Website and app data records
*** Begin section ***
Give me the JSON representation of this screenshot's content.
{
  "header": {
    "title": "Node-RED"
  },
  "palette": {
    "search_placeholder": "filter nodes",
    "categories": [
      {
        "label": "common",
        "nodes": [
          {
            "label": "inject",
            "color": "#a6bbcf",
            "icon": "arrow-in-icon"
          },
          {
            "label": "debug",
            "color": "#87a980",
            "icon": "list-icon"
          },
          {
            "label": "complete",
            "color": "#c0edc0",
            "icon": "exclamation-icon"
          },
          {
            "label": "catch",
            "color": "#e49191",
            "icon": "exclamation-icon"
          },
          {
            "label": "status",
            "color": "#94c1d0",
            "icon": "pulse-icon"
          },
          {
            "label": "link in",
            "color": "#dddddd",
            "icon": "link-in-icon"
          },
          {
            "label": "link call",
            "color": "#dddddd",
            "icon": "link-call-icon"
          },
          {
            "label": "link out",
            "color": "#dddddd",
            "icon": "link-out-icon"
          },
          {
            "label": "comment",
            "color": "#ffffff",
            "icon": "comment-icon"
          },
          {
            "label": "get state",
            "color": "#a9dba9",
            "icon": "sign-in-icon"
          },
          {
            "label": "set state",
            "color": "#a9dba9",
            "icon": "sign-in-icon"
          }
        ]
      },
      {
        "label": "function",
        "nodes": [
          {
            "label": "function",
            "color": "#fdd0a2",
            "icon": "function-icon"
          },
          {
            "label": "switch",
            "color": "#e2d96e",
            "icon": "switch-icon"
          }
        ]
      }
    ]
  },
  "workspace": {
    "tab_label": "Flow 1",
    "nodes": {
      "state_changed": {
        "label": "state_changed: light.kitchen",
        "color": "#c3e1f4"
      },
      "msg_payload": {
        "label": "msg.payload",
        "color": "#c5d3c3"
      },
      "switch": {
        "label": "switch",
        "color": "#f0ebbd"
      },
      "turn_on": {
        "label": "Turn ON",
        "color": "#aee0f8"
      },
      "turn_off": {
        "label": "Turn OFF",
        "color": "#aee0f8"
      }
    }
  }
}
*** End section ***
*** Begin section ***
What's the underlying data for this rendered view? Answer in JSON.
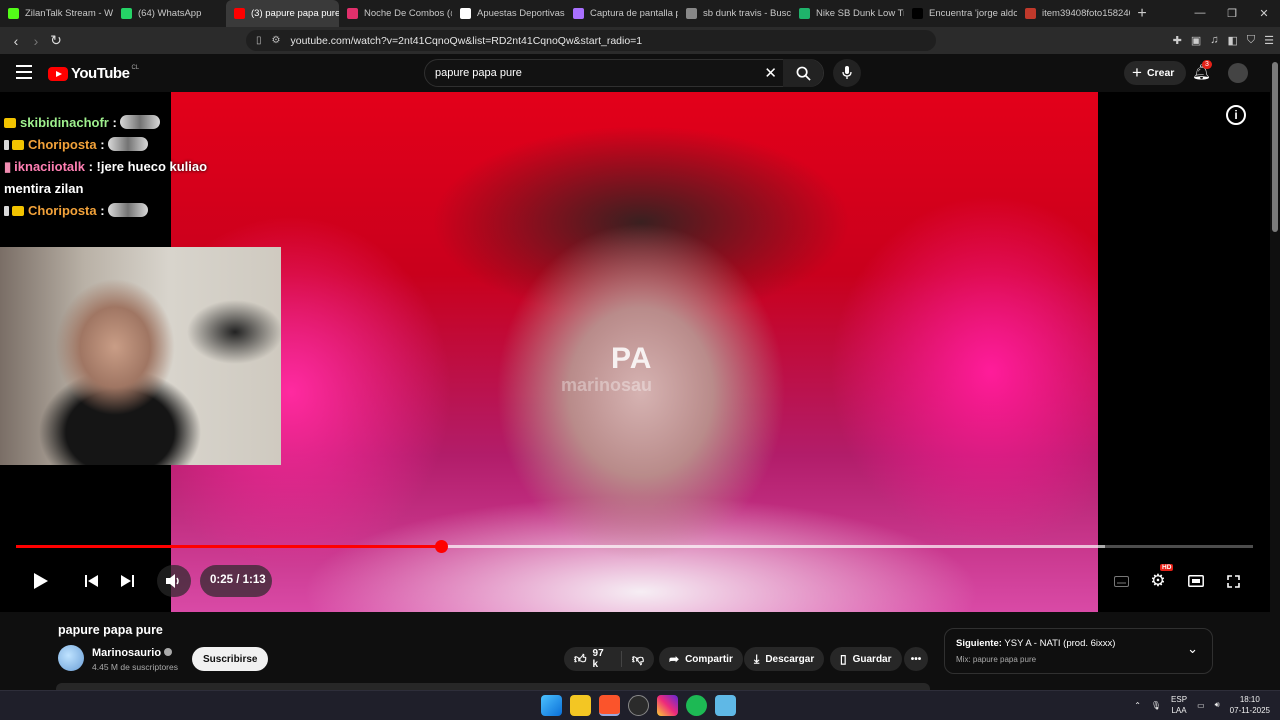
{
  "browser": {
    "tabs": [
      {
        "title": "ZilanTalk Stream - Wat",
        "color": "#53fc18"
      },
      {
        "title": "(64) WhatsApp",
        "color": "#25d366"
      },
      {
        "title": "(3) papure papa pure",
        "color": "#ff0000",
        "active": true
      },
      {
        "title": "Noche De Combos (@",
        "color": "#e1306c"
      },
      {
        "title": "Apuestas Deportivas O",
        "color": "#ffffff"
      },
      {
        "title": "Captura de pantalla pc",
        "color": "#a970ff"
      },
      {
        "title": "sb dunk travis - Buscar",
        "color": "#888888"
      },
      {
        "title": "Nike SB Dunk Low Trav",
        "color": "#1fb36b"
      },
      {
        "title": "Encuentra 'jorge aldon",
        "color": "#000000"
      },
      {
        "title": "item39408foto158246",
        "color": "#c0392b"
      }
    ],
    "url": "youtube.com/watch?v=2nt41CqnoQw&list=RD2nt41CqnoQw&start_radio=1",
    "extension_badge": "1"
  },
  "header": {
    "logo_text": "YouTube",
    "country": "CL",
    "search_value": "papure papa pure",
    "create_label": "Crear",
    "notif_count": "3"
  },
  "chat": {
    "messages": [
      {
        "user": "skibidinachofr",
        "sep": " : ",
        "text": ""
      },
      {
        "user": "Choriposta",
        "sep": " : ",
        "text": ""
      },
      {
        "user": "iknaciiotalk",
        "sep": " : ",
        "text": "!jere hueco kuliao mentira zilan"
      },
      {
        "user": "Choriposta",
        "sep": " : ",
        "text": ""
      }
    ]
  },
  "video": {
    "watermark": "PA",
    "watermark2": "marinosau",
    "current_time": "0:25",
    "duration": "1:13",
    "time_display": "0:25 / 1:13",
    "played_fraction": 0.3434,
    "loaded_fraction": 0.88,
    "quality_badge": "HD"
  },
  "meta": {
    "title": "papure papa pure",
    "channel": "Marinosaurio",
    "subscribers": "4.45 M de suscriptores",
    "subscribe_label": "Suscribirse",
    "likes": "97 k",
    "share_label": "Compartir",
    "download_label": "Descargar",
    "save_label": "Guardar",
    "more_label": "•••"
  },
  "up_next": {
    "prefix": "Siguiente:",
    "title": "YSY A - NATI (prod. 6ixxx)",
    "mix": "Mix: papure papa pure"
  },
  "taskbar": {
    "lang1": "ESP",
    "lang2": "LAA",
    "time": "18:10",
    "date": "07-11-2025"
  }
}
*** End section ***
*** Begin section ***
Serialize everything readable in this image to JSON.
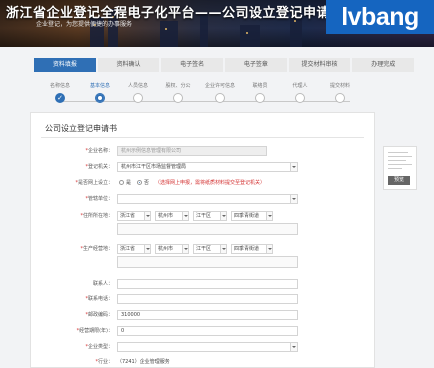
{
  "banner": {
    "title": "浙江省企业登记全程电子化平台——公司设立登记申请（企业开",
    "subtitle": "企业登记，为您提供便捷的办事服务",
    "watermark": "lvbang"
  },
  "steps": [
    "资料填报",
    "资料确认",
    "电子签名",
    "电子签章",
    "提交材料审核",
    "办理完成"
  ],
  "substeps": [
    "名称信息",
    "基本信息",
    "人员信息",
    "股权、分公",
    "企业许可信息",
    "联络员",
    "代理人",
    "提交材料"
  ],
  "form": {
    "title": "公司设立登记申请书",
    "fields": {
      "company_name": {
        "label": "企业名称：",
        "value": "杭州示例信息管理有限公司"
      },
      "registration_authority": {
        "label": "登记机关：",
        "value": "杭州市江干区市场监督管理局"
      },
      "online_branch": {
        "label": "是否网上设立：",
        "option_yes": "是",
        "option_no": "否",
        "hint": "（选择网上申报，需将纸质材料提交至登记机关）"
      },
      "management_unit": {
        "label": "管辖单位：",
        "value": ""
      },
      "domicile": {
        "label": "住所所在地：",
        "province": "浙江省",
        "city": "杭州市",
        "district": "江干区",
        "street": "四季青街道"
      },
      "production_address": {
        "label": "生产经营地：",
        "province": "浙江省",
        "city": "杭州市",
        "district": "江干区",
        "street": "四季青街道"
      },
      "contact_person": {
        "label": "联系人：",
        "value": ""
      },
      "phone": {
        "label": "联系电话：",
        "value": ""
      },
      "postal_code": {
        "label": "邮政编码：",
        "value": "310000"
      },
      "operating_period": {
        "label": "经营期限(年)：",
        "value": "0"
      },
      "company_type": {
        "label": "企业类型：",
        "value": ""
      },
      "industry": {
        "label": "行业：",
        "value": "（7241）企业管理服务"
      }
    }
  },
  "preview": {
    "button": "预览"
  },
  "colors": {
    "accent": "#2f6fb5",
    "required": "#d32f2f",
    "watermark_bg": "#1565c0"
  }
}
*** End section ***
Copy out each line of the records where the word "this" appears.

Exercise solution:
Give me the JSON representation of this screenshot's content.
What's the underlying data for this rendered view? Answer in JSON.
Serialize everything readable in this image to JSON.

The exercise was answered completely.